Explain Action/Reaction. When your kids start understanding cause and effect, they will start understanding the importance of consequences. Use language that will help them tie the connections together. “If… …then” is a valuable addition to their self-awareness. Try to only use this when the “thens” are consistent. For example, “If you eat your dinner, then you will not be hungry later and you will grow.” Teaching consequences is just as important when the results are positive as when they are negative. Do not only enforce the negative consequences with your kids, such as, “If you don’t clean your room, then you are not going to play.” But also show them that consequences can be good, too. “If you clean your room, then you get to play!” Show them that their behavior, good and bad, brings results. The book “If You Give a Mouse a Cookie,” by Laura Numeroff is an excellent resource for outlining this. Some of the mouse’s actions are mischievous, while others are harmless.
Play Cause and Effect Games. As Fred Rogers, of ‘Mr. Rogers’ Neighborhood’ wisely said, “Play is often talked about as if it were a relief from serious learning. But for children play is serious learning. Play is really the work of childhood.” Children learn through play. Not only can you role play emotions with your kids through their toys, (dolls and stuffed animals are terrific ways to practice or reenact circumstances to learn from) but there are also games that will teach kids how to grasp these concepts better. Lining up Dominos and watching one hit another is a great tool. It gives a consistent visual of cause and effect.
Use Examples in Media. There are plenty of good children’s books and television shows that help identify and work through emotions for kids. If there is a particular area that your child is struggling to manage, like anger or jealousy, don’t be afraid to rely on examples given in media to help them cope. Then talk it out with your kids. “Elmo was feeling very lonely and sad. What did he do to work through those feelings?” or “Curious George let his feelings of excitement take over. It made him forget what he was told. Excitement is a good feeling, but it also has to be controlled or there are consequences. What were the consequences to George not controlling his excitement?”
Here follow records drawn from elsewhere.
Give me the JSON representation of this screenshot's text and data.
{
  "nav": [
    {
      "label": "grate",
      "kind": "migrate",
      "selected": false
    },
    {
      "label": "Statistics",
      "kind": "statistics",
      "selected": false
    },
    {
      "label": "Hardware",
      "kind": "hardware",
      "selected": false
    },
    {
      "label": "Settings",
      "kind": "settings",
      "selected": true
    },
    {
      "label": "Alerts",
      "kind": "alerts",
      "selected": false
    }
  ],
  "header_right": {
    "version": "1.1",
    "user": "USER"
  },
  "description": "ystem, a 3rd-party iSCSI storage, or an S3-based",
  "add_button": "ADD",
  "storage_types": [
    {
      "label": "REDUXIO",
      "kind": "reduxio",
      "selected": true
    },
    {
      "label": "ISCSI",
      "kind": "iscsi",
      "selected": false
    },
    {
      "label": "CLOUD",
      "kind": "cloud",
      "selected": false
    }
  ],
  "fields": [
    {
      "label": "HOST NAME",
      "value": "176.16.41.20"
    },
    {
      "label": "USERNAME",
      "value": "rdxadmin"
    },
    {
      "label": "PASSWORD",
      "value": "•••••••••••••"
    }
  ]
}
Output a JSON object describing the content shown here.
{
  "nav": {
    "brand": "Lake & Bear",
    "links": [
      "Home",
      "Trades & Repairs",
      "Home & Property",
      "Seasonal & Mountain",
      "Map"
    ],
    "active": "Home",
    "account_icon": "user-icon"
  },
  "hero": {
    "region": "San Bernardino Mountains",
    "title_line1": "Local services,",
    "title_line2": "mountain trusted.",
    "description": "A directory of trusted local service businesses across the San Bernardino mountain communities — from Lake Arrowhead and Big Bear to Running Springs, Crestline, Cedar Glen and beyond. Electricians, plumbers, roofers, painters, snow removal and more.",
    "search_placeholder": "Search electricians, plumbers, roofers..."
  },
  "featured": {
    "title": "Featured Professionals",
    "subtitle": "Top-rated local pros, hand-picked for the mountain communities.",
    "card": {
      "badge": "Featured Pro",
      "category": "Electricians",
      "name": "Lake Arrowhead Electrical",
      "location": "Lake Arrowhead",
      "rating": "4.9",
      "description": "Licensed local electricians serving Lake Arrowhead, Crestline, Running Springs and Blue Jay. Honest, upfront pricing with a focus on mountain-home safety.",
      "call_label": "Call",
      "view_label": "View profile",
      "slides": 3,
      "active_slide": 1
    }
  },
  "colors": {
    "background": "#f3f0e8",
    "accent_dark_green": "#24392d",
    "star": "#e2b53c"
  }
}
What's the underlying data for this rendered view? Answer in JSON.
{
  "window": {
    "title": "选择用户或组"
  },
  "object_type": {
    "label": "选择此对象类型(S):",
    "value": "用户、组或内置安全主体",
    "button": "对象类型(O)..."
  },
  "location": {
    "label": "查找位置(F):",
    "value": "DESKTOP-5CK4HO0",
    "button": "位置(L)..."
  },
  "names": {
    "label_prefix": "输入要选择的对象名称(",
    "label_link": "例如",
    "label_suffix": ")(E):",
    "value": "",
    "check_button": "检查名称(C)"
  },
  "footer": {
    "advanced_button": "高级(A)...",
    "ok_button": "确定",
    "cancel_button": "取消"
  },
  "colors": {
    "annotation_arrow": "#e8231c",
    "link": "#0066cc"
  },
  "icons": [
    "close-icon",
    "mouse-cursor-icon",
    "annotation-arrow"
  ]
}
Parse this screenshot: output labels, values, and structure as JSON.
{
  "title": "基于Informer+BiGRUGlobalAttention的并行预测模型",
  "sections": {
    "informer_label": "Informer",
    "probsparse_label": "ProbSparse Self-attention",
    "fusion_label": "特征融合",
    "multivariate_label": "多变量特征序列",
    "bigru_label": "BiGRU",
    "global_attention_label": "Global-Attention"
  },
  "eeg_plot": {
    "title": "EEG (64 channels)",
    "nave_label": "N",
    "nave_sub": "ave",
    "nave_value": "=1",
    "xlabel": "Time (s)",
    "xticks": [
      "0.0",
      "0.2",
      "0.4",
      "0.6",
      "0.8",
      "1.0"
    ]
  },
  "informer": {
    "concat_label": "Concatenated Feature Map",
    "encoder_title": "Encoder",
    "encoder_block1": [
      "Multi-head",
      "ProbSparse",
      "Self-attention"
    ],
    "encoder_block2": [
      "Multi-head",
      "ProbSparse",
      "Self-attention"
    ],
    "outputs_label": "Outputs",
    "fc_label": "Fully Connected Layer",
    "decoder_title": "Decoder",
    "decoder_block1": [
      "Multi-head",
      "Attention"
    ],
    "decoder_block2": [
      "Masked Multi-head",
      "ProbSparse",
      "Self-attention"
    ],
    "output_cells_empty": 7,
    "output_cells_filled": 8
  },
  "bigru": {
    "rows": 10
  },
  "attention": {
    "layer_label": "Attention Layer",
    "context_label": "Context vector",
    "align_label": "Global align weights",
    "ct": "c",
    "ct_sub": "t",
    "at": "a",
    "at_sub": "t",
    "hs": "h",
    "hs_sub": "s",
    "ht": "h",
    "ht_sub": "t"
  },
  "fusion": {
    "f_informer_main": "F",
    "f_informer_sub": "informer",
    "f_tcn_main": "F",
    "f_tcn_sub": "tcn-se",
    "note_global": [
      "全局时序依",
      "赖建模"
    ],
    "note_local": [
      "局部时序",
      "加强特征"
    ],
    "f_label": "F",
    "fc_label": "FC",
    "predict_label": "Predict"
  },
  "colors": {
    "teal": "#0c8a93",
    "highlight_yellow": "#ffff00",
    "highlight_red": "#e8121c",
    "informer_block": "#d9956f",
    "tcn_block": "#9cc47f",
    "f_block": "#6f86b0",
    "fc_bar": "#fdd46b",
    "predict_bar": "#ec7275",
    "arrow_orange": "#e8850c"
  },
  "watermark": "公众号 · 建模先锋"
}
Tapping into tools to identify and manage emotions will benefit your entire household. It can aide your children and you in your relationships with each other and with the world. It takes intentional practice and patience to manage emotions, but the benefits are well worth the effort.